My first stop just had to be Boo Bicycles, primarily because my close friend, Adam Blake, is the General Manager. They moved their operation into a new facility a little over a year ago, so I was eager to see their new diggs. I pulled into town on the tail end of some of the rainiest weather Colorado has seen in years. The new location is right next to a residential area and not too far from downtown. Adam and Ben were in the office when I arrived. Drew and Nick were going to a gravel race, so I was only able to see Drew for few minutes before he dashed out the door. One of the things that I learned about Boo, as a company, is that the owners of the company, Nick and Drew, are serious racers and regularly compete. Plus they’re both Princeton grads. That’s where they met, in an entrepreneurial program at Princeton. I got to see the first bamboo bike that Nick raced in college and learned how Nick and Drew got together with James to start their journey towards making bicycles from Iron Bamboo cultivated in Viet Nam. It seems James read a story about a racer from Princeton (Nick) that was racing on a bamboo and carbon frame. James made Nick a prototype constructed from a sisal composite and iron bamboo. (I also got to see that frame during my visit as well). That led to further prototypes being made and the birth of Boo Bicycles! It’s an interesting story that provides a foundation to where Boo Bicycles is today.
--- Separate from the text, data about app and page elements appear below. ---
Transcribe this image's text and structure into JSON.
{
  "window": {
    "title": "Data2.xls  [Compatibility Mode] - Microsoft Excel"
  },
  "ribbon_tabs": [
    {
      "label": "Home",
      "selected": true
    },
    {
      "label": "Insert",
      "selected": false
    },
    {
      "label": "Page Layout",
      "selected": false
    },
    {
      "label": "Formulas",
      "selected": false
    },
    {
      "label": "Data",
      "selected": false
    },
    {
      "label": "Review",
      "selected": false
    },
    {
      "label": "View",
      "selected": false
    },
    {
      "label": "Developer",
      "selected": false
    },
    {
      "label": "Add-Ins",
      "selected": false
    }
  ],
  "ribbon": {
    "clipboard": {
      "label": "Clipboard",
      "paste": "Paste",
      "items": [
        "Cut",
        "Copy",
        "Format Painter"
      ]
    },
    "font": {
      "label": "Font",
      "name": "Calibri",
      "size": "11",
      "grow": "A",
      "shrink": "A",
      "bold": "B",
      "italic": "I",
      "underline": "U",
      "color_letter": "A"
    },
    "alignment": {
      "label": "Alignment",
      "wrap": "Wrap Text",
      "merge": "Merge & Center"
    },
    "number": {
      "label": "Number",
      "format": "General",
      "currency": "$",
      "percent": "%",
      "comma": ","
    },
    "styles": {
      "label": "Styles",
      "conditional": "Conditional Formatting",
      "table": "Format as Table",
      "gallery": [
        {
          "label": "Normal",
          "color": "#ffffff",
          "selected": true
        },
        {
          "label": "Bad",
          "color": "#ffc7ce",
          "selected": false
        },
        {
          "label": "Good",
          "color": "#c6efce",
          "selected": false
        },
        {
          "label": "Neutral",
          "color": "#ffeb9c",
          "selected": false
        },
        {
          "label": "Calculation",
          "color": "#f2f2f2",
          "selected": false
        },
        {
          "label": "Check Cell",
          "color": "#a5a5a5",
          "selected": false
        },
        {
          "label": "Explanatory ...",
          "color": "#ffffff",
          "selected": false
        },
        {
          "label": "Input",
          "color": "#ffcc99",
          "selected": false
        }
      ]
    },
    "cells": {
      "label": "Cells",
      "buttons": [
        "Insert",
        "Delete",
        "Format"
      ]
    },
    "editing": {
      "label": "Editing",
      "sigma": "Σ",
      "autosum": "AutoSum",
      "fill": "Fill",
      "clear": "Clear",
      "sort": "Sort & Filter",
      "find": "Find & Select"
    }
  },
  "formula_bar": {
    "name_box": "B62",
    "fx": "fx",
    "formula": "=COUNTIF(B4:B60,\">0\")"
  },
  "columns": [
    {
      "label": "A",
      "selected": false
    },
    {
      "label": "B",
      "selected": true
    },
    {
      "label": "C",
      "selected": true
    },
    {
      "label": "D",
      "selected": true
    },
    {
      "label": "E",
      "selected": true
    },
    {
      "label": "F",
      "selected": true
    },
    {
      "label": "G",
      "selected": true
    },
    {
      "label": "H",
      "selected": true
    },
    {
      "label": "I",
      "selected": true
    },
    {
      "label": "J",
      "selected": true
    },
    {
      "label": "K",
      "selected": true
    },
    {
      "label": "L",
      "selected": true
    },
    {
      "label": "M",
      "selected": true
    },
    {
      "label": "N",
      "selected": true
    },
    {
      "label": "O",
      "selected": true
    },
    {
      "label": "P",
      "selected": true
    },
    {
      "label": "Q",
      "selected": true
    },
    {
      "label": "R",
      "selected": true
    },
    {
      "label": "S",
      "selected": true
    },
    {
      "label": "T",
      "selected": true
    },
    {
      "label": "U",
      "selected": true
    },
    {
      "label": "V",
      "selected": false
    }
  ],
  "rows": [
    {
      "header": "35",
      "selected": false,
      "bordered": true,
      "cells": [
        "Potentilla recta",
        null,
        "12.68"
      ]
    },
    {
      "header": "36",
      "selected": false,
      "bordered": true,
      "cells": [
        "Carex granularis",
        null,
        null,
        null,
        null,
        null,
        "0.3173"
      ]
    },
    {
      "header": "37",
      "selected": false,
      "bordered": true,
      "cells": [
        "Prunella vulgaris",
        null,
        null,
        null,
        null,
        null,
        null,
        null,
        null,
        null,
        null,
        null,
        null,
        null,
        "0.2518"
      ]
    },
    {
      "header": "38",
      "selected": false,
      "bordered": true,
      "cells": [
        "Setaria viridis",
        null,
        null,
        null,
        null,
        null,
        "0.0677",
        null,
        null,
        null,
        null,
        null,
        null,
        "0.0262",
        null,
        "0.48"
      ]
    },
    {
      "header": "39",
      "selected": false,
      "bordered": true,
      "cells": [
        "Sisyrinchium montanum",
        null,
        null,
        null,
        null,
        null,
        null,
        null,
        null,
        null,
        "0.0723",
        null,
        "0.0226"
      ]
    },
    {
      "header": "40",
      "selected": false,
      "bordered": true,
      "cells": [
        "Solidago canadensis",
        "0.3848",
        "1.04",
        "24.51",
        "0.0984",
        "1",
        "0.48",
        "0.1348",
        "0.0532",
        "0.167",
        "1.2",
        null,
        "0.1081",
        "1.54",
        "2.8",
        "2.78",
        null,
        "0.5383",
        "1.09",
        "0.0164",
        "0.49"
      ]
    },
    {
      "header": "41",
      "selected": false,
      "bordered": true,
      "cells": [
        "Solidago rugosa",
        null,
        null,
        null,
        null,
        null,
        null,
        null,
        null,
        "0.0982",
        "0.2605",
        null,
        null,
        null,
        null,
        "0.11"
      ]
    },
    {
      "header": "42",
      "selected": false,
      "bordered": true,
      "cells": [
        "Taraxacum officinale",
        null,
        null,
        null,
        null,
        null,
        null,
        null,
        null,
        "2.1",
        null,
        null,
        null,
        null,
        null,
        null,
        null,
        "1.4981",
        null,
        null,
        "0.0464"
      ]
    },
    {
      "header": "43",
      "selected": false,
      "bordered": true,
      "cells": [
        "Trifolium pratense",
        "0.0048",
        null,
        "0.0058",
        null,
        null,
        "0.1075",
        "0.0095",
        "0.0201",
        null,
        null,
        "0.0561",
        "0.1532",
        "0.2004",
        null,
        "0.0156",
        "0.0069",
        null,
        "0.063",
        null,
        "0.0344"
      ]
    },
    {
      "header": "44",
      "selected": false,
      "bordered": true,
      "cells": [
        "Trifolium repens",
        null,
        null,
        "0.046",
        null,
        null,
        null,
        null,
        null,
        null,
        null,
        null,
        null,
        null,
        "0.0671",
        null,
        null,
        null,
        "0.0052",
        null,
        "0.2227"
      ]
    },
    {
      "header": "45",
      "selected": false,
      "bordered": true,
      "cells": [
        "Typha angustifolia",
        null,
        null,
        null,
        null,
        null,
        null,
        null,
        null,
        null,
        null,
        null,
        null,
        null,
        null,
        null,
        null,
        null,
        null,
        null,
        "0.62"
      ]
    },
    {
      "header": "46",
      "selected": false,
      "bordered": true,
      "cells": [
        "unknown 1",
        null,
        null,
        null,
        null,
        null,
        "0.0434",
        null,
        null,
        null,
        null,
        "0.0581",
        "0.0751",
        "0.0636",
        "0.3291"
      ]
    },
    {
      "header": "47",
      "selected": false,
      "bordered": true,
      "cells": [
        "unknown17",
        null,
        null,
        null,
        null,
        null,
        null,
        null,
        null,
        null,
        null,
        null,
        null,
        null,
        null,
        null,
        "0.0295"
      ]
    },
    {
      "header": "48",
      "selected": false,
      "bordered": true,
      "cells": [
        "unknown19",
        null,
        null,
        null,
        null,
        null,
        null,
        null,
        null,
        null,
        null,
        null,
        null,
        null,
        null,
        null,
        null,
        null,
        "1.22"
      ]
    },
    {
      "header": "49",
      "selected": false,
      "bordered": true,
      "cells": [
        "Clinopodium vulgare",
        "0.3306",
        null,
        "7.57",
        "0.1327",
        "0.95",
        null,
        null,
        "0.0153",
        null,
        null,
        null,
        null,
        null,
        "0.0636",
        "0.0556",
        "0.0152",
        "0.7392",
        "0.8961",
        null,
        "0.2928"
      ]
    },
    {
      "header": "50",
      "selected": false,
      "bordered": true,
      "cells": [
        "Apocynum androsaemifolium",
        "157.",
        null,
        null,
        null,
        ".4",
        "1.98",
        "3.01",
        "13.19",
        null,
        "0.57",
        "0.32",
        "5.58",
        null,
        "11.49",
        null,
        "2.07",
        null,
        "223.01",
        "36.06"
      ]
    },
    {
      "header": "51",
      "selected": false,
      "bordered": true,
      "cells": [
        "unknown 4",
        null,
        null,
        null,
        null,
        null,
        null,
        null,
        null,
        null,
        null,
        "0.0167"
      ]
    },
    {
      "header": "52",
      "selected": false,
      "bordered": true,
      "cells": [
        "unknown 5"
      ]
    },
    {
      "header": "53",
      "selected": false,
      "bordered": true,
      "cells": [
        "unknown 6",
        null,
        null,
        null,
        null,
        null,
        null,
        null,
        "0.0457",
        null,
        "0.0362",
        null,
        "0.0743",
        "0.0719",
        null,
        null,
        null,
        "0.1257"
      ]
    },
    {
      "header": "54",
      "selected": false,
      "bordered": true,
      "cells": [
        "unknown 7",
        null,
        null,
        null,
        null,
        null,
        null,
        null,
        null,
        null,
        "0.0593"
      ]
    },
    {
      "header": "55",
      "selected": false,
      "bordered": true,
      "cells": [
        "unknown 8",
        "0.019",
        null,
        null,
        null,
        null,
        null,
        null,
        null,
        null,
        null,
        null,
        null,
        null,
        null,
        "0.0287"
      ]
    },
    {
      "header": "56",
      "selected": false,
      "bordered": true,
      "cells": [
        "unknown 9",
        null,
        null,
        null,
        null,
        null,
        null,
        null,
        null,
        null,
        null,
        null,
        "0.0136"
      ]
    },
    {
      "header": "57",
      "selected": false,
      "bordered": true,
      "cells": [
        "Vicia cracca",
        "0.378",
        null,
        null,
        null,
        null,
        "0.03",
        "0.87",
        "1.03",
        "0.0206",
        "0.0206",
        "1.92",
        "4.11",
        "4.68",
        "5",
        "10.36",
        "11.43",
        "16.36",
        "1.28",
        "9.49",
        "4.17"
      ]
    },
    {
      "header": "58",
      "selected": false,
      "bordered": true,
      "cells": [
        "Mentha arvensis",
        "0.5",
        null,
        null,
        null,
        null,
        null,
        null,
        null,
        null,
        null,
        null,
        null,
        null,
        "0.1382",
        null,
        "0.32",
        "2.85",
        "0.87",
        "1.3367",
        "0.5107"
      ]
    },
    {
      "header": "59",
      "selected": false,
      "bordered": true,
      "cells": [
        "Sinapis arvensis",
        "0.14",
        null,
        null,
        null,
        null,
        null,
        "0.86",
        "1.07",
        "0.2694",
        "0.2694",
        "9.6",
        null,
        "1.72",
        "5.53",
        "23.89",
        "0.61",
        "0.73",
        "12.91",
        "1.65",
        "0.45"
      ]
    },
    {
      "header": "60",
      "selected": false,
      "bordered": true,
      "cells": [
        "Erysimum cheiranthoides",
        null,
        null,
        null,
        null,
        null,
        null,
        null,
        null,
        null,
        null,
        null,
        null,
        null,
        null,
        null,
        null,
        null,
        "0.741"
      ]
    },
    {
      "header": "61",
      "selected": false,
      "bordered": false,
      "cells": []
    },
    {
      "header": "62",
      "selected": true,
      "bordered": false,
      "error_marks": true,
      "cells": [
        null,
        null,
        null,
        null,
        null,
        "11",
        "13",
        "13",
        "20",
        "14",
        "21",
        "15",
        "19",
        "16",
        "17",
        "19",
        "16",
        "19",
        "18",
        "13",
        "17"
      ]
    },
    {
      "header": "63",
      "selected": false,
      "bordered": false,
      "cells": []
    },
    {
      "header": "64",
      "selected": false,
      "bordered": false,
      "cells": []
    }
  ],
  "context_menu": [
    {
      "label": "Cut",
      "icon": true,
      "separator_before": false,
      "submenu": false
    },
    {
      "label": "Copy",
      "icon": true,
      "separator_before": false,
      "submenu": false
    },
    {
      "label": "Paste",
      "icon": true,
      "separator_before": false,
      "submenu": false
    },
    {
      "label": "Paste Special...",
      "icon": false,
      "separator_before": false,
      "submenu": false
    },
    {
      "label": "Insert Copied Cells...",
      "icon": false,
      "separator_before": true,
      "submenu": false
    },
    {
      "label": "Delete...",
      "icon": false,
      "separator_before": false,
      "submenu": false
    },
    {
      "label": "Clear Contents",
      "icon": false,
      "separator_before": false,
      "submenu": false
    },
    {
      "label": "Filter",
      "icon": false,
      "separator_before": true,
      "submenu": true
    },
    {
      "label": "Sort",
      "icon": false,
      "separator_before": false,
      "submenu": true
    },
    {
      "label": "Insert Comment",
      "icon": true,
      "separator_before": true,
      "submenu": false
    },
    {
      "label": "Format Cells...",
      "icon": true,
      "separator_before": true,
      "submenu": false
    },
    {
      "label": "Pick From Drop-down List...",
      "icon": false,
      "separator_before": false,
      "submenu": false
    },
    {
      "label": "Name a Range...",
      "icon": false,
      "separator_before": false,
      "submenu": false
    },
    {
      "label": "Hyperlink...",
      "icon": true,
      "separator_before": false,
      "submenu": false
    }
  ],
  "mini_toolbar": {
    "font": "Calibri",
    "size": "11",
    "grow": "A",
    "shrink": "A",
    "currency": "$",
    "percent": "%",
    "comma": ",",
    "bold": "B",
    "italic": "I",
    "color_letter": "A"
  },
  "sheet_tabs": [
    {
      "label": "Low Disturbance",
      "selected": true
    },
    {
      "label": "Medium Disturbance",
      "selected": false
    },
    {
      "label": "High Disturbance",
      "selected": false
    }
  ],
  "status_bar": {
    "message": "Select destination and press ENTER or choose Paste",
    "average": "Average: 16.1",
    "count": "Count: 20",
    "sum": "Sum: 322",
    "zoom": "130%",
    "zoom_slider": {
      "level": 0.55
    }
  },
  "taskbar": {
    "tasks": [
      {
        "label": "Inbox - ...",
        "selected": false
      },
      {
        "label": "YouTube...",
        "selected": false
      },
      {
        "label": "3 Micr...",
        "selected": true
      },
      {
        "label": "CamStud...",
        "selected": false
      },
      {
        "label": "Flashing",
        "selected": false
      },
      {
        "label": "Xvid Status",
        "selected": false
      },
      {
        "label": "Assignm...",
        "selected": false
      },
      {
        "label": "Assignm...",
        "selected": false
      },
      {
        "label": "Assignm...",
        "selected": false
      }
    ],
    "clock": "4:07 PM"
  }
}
Besides wanting to visit with my amigo Adam, I really wanted to talk to Nick Frey. Nick, Adam, Drew and I had some illuminating and passionate email exchanges about the bike industry’s new emphasis on B+ and 29+ right after we returned from Sea Otter a couple of moths ago. Nick had some really good insights on the subject and also spoke passionately about the ride characteristics that bamboo brings to the table. I wanted to follow up with Nick and talk about the ride characteristiics of Boo’s grass^ bikes. One other point that Nick had made in our email discussion was…..that ‘a rad bike is a rad bike, no matter what size tire and wheel it’s designed to run’. This is something we should all keep in the back of our minds, in this world of constant upgrades and ever changing standards. That bike that’s out in our collective garages, sheds or basements, that was rad ten years ago….. is still rad and we should all show those bikes some love!
^Bamboo is in the grass family.
I tested an Alubooyah a couple of years ago and last winter, had the chance to ride their carbon and bamboo fat-bike (the Boolossal) on my local trails in Westosha. One of the best crust rides, that I’ve ever been on, took place near the end of my Alubooyah testing. The beach had thawed and refroze into an undulating pump track and fat-bike playground. That was over two years ago and I can still remember how that little silver and bamboo bike performed beyond my wildest expectations. Was it the bamboo that made the difference? Both of my experiences on Boo bikes have been very positive, but in the reviews that I’ve written, I stopped short of saying conclusively that the bikes rode great because of the bamboo. Fat-bikes tend to hide any frame material’s influence on the way the bike rides, behind four inches of pneumatic rubber tires. That makes it even harder for me to say, how much the bamboo has influenced my positive experiences, during the two tests that I’ve been able to conduct. One thing is for sure….I stand by the fact that I really liked the way that both models of Boo fat-bikes rode. You can hear a short interview that I did with Adam on the Weekly Dose of Fat – Show #63, where he talks a little bit about the intangible ride characteristics of Bamboo.
At the end of the day, Adam and I jumped on our bikes and rode downtown and had dinner at a restaurant called 415. I got to try fried chicken and waffles for the first time! Fort Collins is very bike friendly. There’s bike lanes all over and on our ride to and from dinner we saw lots of folks out riding. We even saw a recumbent trike pulling a trailer. Because of all of the rain, the city was very lush and green. I found myself grinning from ear to ear, riding along, on a seventy degree evening, through a bike friendly city with my best bud, showing me the way.
Adam has his Alubooyah fat-bike set up with some Stan’s Hugo B+ wheels (photo above) and I rode the Advocate Watchman. Looking back, now, I should have asked to ride a Boo cross bike or townie to expand my bamboo ride research. I guess I have a good reason to return, some time soon!
You can learn more about Boo Bicycles by visiting – www.boobicycles.com
Stay tuned for further reports from my field trip to the Rockies, coming soon!